* _TASK DESCRIPTION_
Scan the entries for the word "JSON", and copy every line where it appears.

== == ==

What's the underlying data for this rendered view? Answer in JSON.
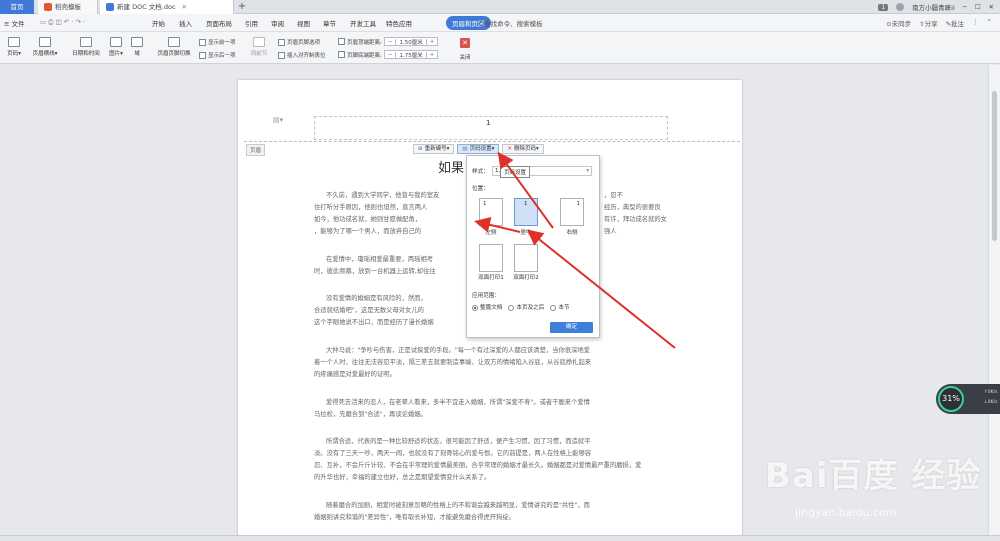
{
  "tabs": {
    "home": "首页",
    "doc1": "稻壳模板",
    "doc2": "新建 DOC 文档.doc",
    "new_tab": "+",
    "user": "南方小疆青睐ii",
    "page_badge": "1"
  },
  "menu": {
    "file": "≡ 文件",
    "items": [
      "开始",
      "插入",
      "页面布局",
      "引用",
      "审阅",
      "视图",
      "章节",
      "开发工具",
      "特色应用"
    ],
    "active": "页眉和页脚",
    "search": "Q查找命令、搜索模板",
    "unsync": "未同步",
    "share": "分享",
    "batch": "批注"
  },
  "ribbon": {
    "page_number": "页码",
    "header_footer_title": "页眉横线",
    "date_time": "日期和时间",
    "picture": "图片",
    "field": "域",
    "switch": "页眉页脚切换",
    "show_prev": "显示前一项",
    "show_next": "显示后一项",
    "same_as_prev": "同前节",
    "options": "页眉页脚选项",
    "insert_align_tab": "插入对齐制表位",
    "header_top_margin_label": "页眉顶端距离:",
    "header_top_margin_value": "1.50厘米",
    "footer_bottom_margin_label": "页脚底端距离:",
    "footer_bottom_margin_value": "1.75厘米",
    "close": "关闭"
  },
  "document": {
    "header_page_number": "1",
    "header_tag": "页眉",
    "title": "如果",
    "paragraphs": [
      "不久前，遇到大学同学，他曾与我的室友",
      "住打听分手原因，他则也坦然，直言两人",
      "如今，他功成名就，她则甘愿做配角，",
      "，能够为了哪一个男人，而放弃自己的",
      "在爱情中，瓊瑶相爱最重要，两瑶相考",
      "时，彼此频慕，放到一台机器上运转,却往往",
      "没有爱情的婚姻是有风险的，然而，",
      "合适就结婚吧\"，这是无数父母对女儿的",
      "这个字眼她说不出口，而是经历了漫长婚姻",
      "大仲马说：\"争吵与伤害，正是试探爱的手段。\"每一个有过深爱的人都应该清楚，当你很深地爱",
      "着一个人时，往往无法容忍平淡，隔三差五就要制造事端，让双方的情绪陷入谷底，从谷底挣扎起来",
      "的疼痛感是对爱最好的证明。",
      "爱得死去活来的恋人，在老辈人看来，多半不宜走入婚姻，所谓\"深爱不寿\"。或者干脆来个爱情",
      "马拉松，先磨合到\"合适\"，再谈论婚姻。",
      "所谓合适，代表的是一种比较舒适的状态，很可能因了舒适，便产生习惯，因了习惯，而造就平",
      "淡。没有了三天一吵，两天一闹，也就没有了刻骨铭心的爱与恨。它的前提是，两人在性格上能够容",
      "忍、互补，不会斤斤计较、不会在乎常理的爱情最美丽，合乎常理的婚姻才最长久。婚姻都是对爱情最严重的磨损，爱",
      "的升华也好，幸福的建立也好，总之是期望爱情变什么关系了。",
      "随着磨合的加剧，相爱时被刻意忽略的性格上的不和谐会越来越明显，爱情讲究的是\"共性\"，而",
      "婚姻则讲究和谐的\"差异性\"，唯有取长补短，才能避免磨合得虎开狗绽。"
    ],
    "right_fragments": [
      "，忍不",
      "经历，典型的很要良",
      "有许，拜功成名就的女强人"
    ]
  },
  "page_number_toolbar": {
    "renumber": "重新编号",
    "settings": "页码设置",
    "delete": "删除页码"
  },
  "popup": {
    "style_label": "样式：",
    "style_value": "1,",
    "tooltip": "页码设置",
    "position_label": "位置：",
    "positions": [
      "左侧",
      "居中",
      "右侧",
      "双面打印1",
      "双面打印2"
    ],
    "position_numbers": [
      "1",
      "1",
      "1",
      "",
      ""
    ],
    "scope_label": "应用范围：",
    "scope_options": [
      "整篇文档",
      "本页及之后",
      "本节"
    ],
    "ok": "确定"
  },
  "overlay": {
    "percent": "31%",
    "up": "0K/s",
    "down": "0K/s"
  },
  "watermark": {
    "brand": "Bai百度 经验",
    "url": "jingyan.baidu.com"
  },
  "colors": {
    "accent": "#3f7bd6",
    "popup_selected": "#cfe0f7",
    "arrow": "#e0302a",
    "close": "#d9534f"
  }
}
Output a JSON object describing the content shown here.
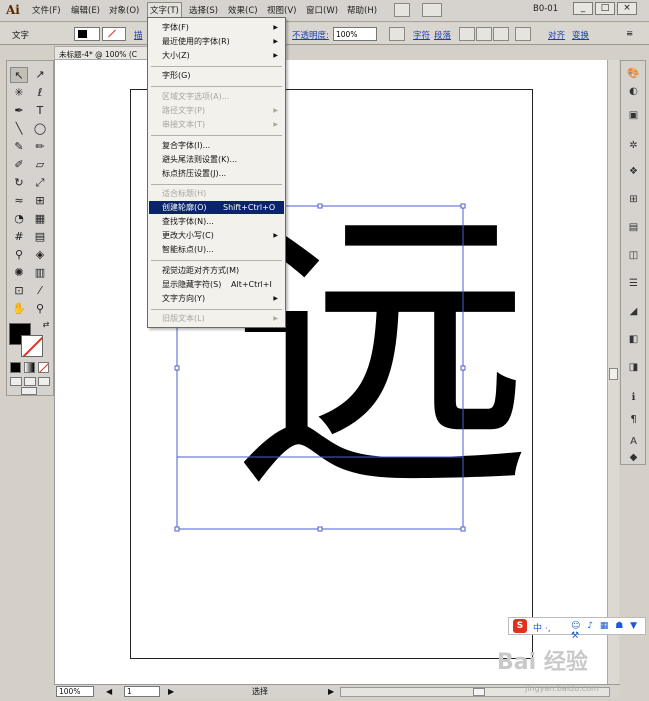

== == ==

* _TASK OUTPUT_
What's the underlying data for this rendered view? Answer in JSON.
Output a JSON object describing the content shown here.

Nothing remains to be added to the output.